For an entire weekend, Las Vegas will be the handicapping capital of the world, playing host to the world’s best horseplayers. A horseplayer that would be king or, perhaps, a queen. Elvis would be proud, as would Priscilla.
On one corner; the Coast Casinos Horseplayer World Series at the Orleans. On another; the DRF/NTRA National Handicapping Championships.
A little reminiscent of the old NFL and AFL. But those championships weren’t played the same weekend. Where’s Joe Willie when you really need him?
Would someone please get me the racing commissioner on the phone?
This will be the fourth year of the HWS. The Orleans will host over 800 qualifiers at their big dance, using three ballrooms in its convention center. This year’s contest dates were scheduled in 2005.
A handful of talented handicappers qualified for both contests. Because of the scheduling conflict, the HWS for the first time will allow proxy contestants, qualifiers sending representatives while they play in the NHC.
Not as glitzy as some other venues, the Orleans has a reputation for being horseplayer friendly. Having spent a long weekend there in 2006, it occurred to me at the time that their reputation for horseplayer hospitality was deserved.

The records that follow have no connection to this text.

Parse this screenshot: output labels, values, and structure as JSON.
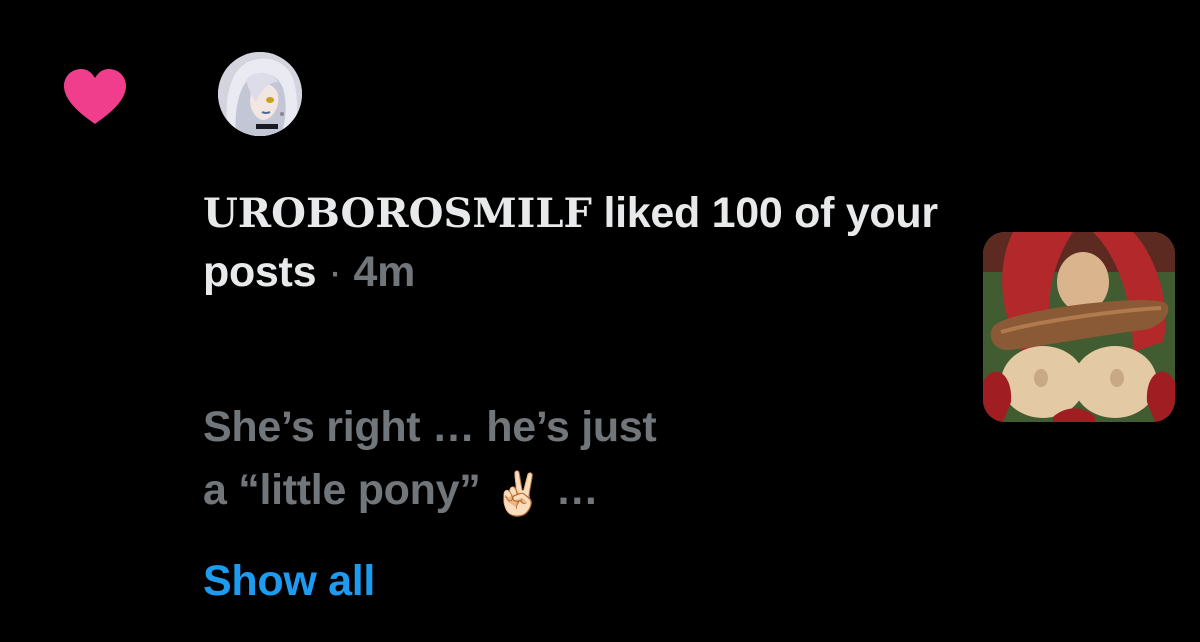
{
  "notification": {
    "icon": "heart-icon",
    "username": "UROBOROSMILF",
    "action": "liked 100 of your posts",
    "separator": "·",
    "time": "4m",
    "post_line_1": "She’s right … he’s just",
    "post_line_2": "a “little pony”",
    "post_emoji": "✌🏻",
    "post_ellipsis": "…",
    "show_all": "Show all"
  },
  "colors": {
    "background": "#000000",
    "heart": "#f03e8c",
    "primary_text": "#e7e9ea",
    "secondary_text": "#71767b",
    "link": "#1d9bf0"
  }
}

I’m looking forward to visiting the new Red Rock Resort & Casino, too, and hearing an explanation from DRF/NTRA sources as to why they didn‘t choose another weekend to avoid a dates conflict.
One spin has the NHC choosing the weekend of the 26th to coincide with the popular Sunshine Millions program run concurrently at Santa Anita Park and Gulfstream Park, one of the few Magna bright spots.
Ironically, the Santa Anita portion of the program might have to be rescheduled at Golden Gate Fields, the Magna track in Northern California, should heavy rains wreck more havoc with synthetic Cushion Track.
The real reasons might be that with so many DRF and NTRA people in Los Angeles for Monday’s Eclipse Awards festivities, they’re just a short helicopter jump over to Sin City. That, and because the NHC just might want to kick down the HWS barn door.
In a Thursday press release, the NTRA announced the creation of a satellite program patterned in a fashion after the Breeders’ Cup special stakes program, a series of traditional races to which Breeders’ Cup lends its prestige and promotional support.
The NHC Tour is a year-long series of qualifying contests offering prize money and seeding into the finals. The Tour is opened only to registered contestants for a $125 annual fee. Contestants earn points based on a Top 20 finish in the qualifying rounds.
There are cash awards for the Top 50 finishers. The winner gets $100,000; the fifth-place finisher $5,000. The Top 3 gain entrance into the finals. Should the Tour winner also win the finals, he or she would earn a $2-million bonus.
The most significant aspect of the NHC Tour might have nothing to do with winning money. Registered contestants are automatically enrolled in a group called the Horseplayers’ Coalition. Still in its formative stage, the group would support the NTRA’s lobbying efforts at the federal level.
Ironic how lobbyist has become a dirty name during this primary season of change, just as horseplayers may be finding their voice. Like the old joke: “they’re off, you lose.”
The Horseplayers’ Coalition can support NTRA initiatives that seek to find legislative and regulatory remedies to tax and business issues that impact pari-mutuel racetracks and their customers. Might turn out to be a futile exercise. But it can’t hurt, and it’s promising that industry people of good will are bringing horseplayers kicking and screaming into the Halls of Congress.
I must admit to a certain amount of contest bias. Resident HorseRaceInsider handicapper Cary Fotias of Equiform is one of 278 players chasing a million dollars in the NHC next weekend. He qualified last year in New York, when racing was still a given on a daily basis.
But there’s a hand I want to shake, a man I want to thank for his service. An 11-year Army veteran, Sgt. Chris Lavezza, qualified for the NHC on-line while stationed in Kabul, Afghanistan.
On Wednesday, he’ll fly from Frankfurt, Germany to Atlanta, connect with his dad and brother, head for Las Vegas, where his mom and his sister will join them at a dinner reunion Friday. Lavezza, the NTRA release said, will stay up all night to handicap if he has to. “I’ll be ready for day two“ he promised.
So it seems there’s something happening here. What it is ain’t exactly clear.